A senior wealth management expert, Scot MacKillop, has just run a piece in Wealth Management, arguing that the SEC has made a big mistake in the drafting of its new rule. The piece carefully employs various SEC statements to show that there is no sound logic for why the regulator created an entirely new two-tier structure for regulating brokers versus advisors. The piece makes clear the idea that if there is no fundamental difference between the service of brokers versus an advisor (something the SEC’s Clayton has said), then why should there be a regulatory difference. The SEC could have simply extended the rule from the Advisers Act of 1940 to also cover brokers.
FINSUM: It is true that simply extending the rules to brokers would have created the littlest amount of confusion amongst clients (one of the stated aims of the SEC). But at the same time, the nature of the relationship between brokers and advisors and their clients is different, so we understand the road the SEC took.
The SEC rule has been a getting a lot of pushback both in the press and by industry commentators. Now, in what only seemed a matter of time, a more formal campaign against the new rule is taking shape. The new “Raise Your Voice” campaign is being organized by a group of RIAs and seeks to unite fiduciaries in a push against the grouping of brokers and advisors in the new rule.
FINSUM: While we do see the SEC’s logic in how it drafted the new rule, brokers and advisors are very different animals and we believe more delineation needs to be drawn between the two.
Advisors all across the country see a major flaw in the SEC rule. Fiduciaries feel they are being completely short-changed by the rule because the way the SEC has drafted it makes advisors and brokers look like identical twins, almost eliminating the distinction from a client’s perspective, according to the “Raise Your Voice” campaign, or a group of advisors pushing against the rule. “The proposed rules depict broker and advisers as essentially the same, like identical twins, but without identical investor protections”, says the spearhead of the campaign, continuing that “The legal, contractual, business and cultural differences dividing brokers and advisers are important and must be clearly stated and explained”. The campaign is encouraging advisors to make their opinions heard while the SEC comment period is open (it closes August 7th).
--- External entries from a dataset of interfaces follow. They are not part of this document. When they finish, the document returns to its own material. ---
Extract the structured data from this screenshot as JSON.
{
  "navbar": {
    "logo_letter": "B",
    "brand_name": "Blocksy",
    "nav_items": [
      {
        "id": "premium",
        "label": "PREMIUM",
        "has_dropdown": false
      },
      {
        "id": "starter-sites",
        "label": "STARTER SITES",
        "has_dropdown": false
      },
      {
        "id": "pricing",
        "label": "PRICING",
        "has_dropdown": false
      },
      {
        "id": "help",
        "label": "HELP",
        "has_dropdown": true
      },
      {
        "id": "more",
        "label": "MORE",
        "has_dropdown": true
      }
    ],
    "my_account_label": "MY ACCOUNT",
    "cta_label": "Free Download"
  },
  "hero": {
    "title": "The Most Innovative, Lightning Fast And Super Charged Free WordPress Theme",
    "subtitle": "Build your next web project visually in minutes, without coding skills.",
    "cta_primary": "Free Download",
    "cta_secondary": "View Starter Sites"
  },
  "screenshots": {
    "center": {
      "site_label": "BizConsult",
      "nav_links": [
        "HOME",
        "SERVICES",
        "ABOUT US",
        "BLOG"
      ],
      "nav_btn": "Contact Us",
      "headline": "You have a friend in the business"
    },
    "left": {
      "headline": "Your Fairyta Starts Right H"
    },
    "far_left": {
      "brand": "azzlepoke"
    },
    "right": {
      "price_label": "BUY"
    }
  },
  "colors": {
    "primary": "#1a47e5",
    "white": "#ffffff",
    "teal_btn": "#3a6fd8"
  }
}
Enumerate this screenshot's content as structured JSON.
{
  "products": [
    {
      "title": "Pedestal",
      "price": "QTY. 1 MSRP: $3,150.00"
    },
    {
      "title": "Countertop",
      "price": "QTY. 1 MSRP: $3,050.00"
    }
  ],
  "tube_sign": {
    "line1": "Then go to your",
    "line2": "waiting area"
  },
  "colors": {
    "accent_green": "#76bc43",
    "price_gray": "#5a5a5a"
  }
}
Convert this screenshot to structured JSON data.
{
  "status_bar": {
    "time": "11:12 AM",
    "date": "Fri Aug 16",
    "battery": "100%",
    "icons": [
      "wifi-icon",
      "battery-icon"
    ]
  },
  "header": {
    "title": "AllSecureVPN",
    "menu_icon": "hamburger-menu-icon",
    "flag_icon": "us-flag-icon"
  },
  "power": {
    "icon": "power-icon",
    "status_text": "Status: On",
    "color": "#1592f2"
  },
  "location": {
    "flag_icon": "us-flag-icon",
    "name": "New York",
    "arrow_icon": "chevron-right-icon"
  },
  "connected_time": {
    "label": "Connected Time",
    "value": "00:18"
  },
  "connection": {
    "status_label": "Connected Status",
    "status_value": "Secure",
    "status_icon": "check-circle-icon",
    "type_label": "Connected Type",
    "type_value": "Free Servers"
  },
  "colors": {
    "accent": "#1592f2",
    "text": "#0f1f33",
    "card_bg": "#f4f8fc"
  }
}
FINSUM: The SEC tried to make a rule that avoided over-delineating things as part of an effort to avoid loopholes, but this non-standard approach has made many quite angry. We suspect the rule will be edited significantly.
If there is a core element to the debate going on over the SEC rule, it is whether the rule actually does anything new. Some argue that the SEC’s best interest rule is just a rehashing of the well-established FINRA suitability standard. For instance, the CFP has commented that “Our concern is that as introduced, the rule proposal may offer the appearance but not necessarily the reality of increased investor protection”. There are two areas of consternation about the rule, at least as far as consumer groups are concerned—the lack of a definition of “best interest”, and how the rule has differing standards for brokers versus fiduciaries.
FINSUM: While it does seem unconventional, the SEC’s lack of a definition of “best interest” means it may ultimately be more broadly applicable than defining it, and thus creating loopholes.
The SEC has been getting a grilling over its new best interest rule. The industry doesn’t like its proposed disclosure document (CSR) or its restriction on the use of titles, while consumer protection groups say the rule is not stringent enough. Yesterday, SEC chairman Clayton faced questions over the rule from the House Financial Services Committee. Answering questions on whether the rule went far enough and whether the rule should be harmonized between brokers and advisors, Clayton explained that brokers and fiduciaries have different relationships with clients and said “There is no conflict-free relationship … Disclosing [conflicts], mitigating them, making sure everybody understands what the motivations are ... that's what I want to do in this space”.
FINSUM: We think Clayton stood his ground quite well, and we particularly like that final quote, which was grounded in realism.